> **Problem requirements**:
Please report how many lines in the records below contain the word "einfügen", giving only that number.

> **Material provided**:
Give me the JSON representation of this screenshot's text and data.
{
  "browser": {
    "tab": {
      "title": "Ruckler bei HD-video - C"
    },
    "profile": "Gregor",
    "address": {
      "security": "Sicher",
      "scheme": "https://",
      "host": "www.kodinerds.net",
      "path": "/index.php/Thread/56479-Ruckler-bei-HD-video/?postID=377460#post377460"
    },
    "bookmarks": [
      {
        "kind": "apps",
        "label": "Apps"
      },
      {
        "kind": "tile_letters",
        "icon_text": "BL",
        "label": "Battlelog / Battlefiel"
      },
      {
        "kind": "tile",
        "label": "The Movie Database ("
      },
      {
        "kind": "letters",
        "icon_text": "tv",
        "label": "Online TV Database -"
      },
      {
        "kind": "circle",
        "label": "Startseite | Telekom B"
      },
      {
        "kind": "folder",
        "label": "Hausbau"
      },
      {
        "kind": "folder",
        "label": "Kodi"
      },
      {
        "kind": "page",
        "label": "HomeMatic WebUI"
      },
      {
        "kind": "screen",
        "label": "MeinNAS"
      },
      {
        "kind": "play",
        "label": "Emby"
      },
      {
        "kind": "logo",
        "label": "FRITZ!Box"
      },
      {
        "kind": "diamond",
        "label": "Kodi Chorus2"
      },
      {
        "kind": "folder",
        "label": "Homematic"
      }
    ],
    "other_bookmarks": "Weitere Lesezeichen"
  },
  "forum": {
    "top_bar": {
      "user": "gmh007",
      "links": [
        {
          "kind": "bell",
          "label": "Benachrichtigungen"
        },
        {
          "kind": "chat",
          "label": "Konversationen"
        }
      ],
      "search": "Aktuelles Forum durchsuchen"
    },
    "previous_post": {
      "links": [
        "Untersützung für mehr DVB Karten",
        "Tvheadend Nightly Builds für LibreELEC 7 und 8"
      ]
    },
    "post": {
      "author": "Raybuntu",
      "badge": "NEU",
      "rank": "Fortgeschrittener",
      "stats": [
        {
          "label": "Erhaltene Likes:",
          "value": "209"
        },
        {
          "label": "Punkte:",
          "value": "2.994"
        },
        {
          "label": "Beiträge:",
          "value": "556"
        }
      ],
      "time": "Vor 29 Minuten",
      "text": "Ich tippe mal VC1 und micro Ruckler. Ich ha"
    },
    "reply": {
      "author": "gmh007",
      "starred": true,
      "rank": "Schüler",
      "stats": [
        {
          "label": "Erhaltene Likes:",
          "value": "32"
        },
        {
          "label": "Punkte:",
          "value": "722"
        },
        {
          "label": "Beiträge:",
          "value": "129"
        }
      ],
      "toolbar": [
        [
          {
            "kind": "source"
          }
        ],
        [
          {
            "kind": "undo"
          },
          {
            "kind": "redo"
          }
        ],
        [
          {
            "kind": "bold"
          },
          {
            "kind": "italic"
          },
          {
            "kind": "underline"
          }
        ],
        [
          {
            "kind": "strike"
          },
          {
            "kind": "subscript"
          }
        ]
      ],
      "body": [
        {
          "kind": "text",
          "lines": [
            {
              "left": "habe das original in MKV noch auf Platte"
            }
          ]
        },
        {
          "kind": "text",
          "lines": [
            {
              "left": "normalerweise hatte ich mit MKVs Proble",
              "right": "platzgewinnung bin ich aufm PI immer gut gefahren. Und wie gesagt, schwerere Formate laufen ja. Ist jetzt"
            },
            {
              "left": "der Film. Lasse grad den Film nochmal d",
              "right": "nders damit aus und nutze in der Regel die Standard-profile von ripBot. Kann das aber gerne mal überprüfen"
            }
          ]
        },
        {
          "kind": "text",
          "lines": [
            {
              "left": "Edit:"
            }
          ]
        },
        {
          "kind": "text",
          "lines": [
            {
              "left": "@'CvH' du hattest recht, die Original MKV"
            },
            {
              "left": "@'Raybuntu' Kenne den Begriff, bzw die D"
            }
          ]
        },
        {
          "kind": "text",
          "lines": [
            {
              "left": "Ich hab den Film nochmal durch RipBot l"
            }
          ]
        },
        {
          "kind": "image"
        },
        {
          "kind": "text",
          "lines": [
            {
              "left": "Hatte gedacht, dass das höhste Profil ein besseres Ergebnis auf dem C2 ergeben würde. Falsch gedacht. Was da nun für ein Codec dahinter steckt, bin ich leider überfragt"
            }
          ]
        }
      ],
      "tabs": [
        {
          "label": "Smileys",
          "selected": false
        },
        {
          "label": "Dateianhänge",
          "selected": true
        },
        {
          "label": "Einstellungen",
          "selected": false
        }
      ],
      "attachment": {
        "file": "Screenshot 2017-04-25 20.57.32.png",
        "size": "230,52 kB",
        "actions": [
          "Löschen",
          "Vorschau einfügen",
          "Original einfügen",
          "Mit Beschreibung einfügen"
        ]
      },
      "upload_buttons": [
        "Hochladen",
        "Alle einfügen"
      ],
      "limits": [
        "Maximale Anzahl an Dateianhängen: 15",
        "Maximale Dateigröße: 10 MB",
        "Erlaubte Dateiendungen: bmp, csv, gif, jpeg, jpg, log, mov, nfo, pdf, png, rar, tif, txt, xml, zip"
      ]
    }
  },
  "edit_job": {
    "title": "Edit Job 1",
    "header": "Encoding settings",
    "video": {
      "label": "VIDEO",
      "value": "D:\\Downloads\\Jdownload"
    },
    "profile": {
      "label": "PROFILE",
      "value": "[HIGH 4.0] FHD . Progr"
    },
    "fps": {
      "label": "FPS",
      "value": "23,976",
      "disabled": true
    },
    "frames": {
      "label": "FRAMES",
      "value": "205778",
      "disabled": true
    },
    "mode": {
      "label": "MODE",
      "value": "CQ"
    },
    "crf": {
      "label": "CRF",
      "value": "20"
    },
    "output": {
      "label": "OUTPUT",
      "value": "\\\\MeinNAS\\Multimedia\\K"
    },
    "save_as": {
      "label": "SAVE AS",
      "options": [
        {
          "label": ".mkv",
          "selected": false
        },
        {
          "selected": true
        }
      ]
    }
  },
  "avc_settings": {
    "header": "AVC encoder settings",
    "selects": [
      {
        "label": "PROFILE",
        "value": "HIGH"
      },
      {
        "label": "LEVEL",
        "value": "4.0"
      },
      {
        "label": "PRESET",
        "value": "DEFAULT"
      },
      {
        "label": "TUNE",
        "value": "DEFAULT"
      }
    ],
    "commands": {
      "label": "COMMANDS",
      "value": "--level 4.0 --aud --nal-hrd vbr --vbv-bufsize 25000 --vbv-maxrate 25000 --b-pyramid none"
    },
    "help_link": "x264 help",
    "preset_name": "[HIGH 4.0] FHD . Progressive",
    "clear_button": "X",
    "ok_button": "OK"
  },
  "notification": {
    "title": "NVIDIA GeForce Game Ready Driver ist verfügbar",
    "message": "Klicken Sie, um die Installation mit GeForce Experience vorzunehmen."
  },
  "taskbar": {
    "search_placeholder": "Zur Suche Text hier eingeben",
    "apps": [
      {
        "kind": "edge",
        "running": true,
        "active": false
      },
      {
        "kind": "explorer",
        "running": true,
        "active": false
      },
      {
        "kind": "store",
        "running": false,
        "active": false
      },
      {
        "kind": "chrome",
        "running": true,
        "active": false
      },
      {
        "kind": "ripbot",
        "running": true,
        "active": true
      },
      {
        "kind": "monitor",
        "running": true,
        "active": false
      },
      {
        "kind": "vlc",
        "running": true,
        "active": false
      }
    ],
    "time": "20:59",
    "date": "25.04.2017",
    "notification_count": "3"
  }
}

> **Task output**:
4